To blow the King and Parliament 
All up alive. 
Threescore barrels, laid below, 
To prove old England’s overthrow. 
But, by God’s providence, him they catch, 
With a dark lantern, lighting a match! 
A stick and a stake  
For King James’s sake! 
If you won’t give me one, 
I’ll take two, 
The better for me, 
And the worse for you. 
A rope, a rope, to hang the Pope, 
A penn’orth of cheese to choke him, 
A pint of beer to wash it down, 
And a jolly good fire to burn him. 
Holloa, boys! holloa, boys! make the bells ring! 
Holloa, boys! holloa boys! God save the King! 
Hip, hip, hooor-r-r-ray!

A Name Change

Today in History, July 17, 1917:

The British Royal family, previously know by their family name of Saxe-Coburg and Gotha, linked with their cousins of the German and Russian monarchies, changed their name to Windsor, a specifically English surname.

The change was made because Britain was at war with Germany and were bombing England with a bomber named the Gotha.

The USS Kearsarge Ends CSS Alabama’s Run

Today in History, June 19, 1864:

The Battle off Cherbourg. In 1861 the screw sloop CSS Alabama was launched in England, which was just the beginning of the intrigue involving the Confederate cruiser that wreaked havoc on Union shipping until her demise on this date in 1864.

The British gov’t had ordered no ships be built or sold to the rebels, but the company that built the Alabama did so clandestinely. During the intervening years the Alabama, which had both steam engines and sails, circled the globe sinking Union merchant shipping (60 at least) and a Union warship.

She had put in at Cherbourg, France for much needed repairs, but was rebuffed. Before she could leave, the Union screw sloop USS Kearsarge arrived outside the harbor.
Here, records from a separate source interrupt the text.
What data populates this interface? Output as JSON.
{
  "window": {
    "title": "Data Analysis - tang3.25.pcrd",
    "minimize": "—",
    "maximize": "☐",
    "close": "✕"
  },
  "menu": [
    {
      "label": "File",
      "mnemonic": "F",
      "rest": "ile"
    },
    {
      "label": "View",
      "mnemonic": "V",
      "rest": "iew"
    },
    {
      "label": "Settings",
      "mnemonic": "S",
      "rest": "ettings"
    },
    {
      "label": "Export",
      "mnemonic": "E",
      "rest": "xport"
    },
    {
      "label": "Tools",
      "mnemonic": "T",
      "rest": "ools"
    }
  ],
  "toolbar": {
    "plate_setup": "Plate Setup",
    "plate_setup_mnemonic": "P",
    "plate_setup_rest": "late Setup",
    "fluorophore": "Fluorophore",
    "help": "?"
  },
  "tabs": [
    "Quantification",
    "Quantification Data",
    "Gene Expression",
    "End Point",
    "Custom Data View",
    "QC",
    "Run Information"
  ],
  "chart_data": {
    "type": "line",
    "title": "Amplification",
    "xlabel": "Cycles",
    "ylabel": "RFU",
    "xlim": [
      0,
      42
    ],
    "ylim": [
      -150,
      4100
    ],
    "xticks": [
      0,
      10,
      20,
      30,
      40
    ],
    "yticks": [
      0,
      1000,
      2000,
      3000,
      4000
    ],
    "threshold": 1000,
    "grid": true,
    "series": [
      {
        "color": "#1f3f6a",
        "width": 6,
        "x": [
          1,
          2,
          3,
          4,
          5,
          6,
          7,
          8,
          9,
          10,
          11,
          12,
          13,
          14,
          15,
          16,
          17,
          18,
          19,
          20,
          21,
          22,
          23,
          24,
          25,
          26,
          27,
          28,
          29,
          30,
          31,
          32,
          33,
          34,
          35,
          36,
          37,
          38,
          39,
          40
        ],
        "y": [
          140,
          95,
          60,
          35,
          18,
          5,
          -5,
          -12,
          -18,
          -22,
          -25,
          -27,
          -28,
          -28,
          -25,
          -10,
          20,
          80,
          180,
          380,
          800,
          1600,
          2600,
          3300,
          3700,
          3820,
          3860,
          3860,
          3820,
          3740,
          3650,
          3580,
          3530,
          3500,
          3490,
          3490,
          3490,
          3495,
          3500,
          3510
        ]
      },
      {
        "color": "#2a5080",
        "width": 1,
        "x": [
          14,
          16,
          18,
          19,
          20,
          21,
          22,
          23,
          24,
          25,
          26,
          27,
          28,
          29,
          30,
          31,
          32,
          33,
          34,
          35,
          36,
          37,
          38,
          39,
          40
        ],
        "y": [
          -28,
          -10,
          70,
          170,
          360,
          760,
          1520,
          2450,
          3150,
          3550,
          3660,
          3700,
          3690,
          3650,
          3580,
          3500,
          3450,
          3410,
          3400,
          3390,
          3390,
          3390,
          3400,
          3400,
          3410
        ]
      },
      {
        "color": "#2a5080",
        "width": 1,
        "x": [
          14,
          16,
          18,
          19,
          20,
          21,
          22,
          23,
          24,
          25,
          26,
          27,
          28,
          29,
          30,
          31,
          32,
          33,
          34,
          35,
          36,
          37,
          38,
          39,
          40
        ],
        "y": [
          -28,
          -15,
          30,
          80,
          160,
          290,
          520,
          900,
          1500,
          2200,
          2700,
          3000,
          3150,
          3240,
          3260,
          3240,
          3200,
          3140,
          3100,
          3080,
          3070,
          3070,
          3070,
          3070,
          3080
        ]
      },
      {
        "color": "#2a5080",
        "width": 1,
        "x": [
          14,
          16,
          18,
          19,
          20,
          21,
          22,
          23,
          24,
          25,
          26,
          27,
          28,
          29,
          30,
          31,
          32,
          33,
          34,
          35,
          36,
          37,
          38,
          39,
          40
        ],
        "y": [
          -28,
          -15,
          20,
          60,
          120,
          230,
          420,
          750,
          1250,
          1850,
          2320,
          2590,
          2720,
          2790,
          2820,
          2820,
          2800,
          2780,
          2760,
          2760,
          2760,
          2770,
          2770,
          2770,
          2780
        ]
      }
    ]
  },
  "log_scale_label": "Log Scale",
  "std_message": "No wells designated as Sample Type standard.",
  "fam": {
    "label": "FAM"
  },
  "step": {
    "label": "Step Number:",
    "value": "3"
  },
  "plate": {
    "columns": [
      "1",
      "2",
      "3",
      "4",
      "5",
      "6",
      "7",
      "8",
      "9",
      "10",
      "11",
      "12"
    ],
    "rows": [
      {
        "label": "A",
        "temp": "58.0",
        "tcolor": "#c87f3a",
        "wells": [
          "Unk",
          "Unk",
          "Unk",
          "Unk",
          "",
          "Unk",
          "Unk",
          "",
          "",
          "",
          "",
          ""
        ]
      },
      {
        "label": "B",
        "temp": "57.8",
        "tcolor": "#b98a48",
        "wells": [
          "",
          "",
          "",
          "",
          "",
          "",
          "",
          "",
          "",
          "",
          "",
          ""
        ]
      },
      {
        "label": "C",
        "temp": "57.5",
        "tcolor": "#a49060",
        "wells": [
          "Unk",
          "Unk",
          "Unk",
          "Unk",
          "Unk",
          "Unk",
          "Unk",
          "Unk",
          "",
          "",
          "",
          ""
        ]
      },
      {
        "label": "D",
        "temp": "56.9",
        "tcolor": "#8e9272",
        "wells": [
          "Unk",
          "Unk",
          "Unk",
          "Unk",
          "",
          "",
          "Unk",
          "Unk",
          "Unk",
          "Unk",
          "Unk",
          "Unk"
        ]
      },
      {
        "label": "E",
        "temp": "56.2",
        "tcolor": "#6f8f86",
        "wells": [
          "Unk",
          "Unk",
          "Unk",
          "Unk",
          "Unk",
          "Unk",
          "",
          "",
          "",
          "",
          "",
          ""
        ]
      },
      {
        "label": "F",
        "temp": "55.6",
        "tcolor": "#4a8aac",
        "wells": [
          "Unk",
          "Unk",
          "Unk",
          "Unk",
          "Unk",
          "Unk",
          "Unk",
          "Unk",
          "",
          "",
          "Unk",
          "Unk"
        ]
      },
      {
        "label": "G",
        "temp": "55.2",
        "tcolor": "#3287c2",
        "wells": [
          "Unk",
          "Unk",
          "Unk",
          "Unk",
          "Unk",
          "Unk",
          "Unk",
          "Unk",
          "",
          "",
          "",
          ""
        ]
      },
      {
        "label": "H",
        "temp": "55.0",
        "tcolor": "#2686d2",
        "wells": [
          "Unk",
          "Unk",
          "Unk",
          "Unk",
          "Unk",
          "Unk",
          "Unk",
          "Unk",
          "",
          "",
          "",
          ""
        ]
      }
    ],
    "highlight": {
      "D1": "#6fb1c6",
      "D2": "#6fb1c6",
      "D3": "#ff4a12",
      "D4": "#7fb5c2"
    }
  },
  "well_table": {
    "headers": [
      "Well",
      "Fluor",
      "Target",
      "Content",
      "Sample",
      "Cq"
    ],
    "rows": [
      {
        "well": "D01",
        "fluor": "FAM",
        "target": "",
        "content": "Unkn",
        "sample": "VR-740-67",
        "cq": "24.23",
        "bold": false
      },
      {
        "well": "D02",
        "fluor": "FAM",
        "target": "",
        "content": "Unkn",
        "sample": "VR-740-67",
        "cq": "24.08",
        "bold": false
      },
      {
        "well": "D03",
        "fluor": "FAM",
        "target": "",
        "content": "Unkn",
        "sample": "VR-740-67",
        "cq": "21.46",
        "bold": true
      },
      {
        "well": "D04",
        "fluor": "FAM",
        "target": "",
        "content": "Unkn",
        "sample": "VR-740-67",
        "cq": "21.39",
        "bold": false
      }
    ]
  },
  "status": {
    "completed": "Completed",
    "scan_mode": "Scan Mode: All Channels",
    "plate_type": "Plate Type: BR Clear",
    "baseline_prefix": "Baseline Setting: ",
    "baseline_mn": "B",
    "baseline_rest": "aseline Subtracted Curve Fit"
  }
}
Capt. Charles Pickering and many other Union Captains had been searching for the infamous Alabama and Capt. Raphael Semmes for years. Semmes set out to engage the Kearsarge, firing the first shot. The two ships parried, but the Kearsarge had some advantages; powerful new “Dahlgren” guns and chains draped over her sides for protection. Within an hour the Kearsarge’s crew sent the Alabama to the bottom. Semmes escaped on a passing British ship to England with 41 of his crew.